Tommorow night, the Louisiana Art & Science Museum will open a show by Keith Sonnier, an internationally renowned artist best known for his neon sculptures and large scale light installations. The 70 year old artist, who was born in Mamou and studied at USL, has created a body of work, titled Fort Crèvecoeur, or “fort broken heart,” in response to the BP oil spill. The name references the Illinois fort where the French explorer LaSalle took refuge before his famous expedition down the Mississippi River in 1682.
Sonnier’s work is much more likely to be exhibited in New York or Munich, where his light instillations welcome travelers to the Munich International Airport. Thus it’s really an event when the artist mounts a major one-man show in Louisiana.
The Friday night, Oct. 8 opening is also the 25th Annual LASM Gala, beginning at 7 p.m. The $50 per person ticket to the cocktail attire affair includes drinks and a lavish buffet by some of Baton Rouge’s finest restaurants.
The show opens to the public on Sat., Oct. 9. Check the website for hours and admission fees.
Frank’s Casing Crew, now doing business as Frank’s International, will make its final appearance on ABiz’s list of the Top 50 Privately Held Companies in Acadiana this year, and once again it will likely be at the top with more than $1 billion in annual revenues. The 75-year-old company specializing in tubular fabrication and installation services to the oil and gas industry plans to offer shares of its stock to the public for the first time.
The defeat, or rather highjacking of House Bill 420 in the final days of this year's Legislative Session, say Reps. Vincent Pierre and Terry Landry, is the result of the propaganda spread by one unidentified local media outlet and an unnamed former state Representative, but nothing to do with the original legislation's lack of checks, balances or details.
He’s a singer.
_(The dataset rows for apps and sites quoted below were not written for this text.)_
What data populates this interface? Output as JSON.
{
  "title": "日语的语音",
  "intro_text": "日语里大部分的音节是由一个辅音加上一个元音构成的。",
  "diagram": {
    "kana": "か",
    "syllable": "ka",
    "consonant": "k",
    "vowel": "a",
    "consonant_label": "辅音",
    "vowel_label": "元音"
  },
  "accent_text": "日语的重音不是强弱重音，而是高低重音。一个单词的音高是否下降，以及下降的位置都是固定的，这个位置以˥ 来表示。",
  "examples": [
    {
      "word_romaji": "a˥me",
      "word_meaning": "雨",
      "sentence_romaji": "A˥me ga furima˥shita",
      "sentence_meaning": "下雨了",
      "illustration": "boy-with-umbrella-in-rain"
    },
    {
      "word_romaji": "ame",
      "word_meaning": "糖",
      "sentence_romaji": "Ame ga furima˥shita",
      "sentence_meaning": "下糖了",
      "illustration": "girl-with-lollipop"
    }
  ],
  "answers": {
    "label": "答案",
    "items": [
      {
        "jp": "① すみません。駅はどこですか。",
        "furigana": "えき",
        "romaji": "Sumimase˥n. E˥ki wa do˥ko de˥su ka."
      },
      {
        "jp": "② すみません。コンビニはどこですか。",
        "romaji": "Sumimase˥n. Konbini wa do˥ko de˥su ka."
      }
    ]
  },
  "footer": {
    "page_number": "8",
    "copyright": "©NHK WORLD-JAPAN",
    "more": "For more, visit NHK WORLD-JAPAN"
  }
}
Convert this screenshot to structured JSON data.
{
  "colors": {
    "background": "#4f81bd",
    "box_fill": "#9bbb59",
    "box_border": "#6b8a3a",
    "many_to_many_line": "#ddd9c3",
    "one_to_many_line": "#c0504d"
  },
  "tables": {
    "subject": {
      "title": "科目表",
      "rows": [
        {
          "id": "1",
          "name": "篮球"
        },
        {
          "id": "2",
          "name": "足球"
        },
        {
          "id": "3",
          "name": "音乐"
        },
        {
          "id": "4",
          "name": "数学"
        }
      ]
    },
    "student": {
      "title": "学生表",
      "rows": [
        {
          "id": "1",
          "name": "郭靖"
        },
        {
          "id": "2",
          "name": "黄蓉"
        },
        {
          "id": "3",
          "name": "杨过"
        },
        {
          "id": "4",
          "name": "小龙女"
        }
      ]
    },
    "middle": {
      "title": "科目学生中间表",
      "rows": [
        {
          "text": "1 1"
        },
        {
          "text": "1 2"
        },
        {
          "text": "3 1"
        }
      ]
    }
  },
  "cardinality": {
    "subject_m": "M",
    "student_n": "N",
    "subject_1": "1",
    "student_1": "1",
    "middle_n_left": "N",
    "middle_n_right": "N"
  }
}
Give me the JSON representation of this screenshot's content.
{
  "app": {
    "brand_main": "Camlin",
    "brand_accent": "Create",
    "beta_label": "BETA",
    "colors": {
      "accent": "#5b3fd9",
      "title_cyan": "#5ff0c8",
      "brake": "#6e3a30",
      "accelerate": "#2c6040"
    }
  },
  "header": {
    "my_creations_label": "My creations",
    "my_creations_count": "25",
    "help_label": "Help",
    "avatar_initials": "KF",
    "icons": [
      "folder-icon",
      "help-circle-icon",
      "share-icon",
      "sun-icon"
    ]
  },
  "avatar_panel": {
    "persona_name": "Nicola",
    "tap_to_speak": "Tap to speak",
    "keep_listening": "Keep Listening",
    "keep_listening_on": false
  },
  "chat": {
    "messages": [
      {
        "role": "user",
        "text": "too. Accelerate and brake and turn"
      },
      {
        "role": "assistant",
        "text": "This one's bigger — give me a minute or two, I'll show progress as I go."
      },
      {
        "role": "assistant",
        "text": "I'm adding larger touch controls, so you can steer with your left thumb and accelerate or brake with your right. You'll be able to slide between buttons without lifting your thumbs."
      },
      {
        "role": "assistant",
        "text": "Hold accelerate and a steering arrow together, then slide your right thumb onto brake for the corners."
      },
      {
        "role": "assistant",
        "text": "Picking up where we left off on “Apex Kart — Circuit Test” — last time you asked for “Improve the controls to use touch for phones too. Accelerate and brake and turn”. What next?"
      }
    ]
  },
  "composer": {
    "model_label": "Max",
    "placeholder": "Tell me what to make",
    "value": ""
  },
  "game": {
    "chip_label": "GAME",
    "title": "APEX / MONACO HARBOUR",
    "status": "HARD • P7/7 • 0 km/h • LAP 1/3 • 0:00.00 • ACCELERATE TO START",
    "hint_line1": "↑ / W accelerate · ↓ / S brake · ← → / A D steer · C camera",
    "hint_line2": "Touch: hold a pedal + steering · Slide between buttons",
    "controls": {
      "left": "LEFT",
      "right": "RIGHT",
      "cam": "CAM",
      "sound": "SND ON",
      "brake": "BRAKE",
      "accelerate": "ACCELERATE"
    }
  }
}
A songwriter. A piano man. A family man. He’s even got his own Wikipedia entry. He’s David Egan. And he knows ancient secrets about the monolithic stones of Stonehenge that he’s not willing to share.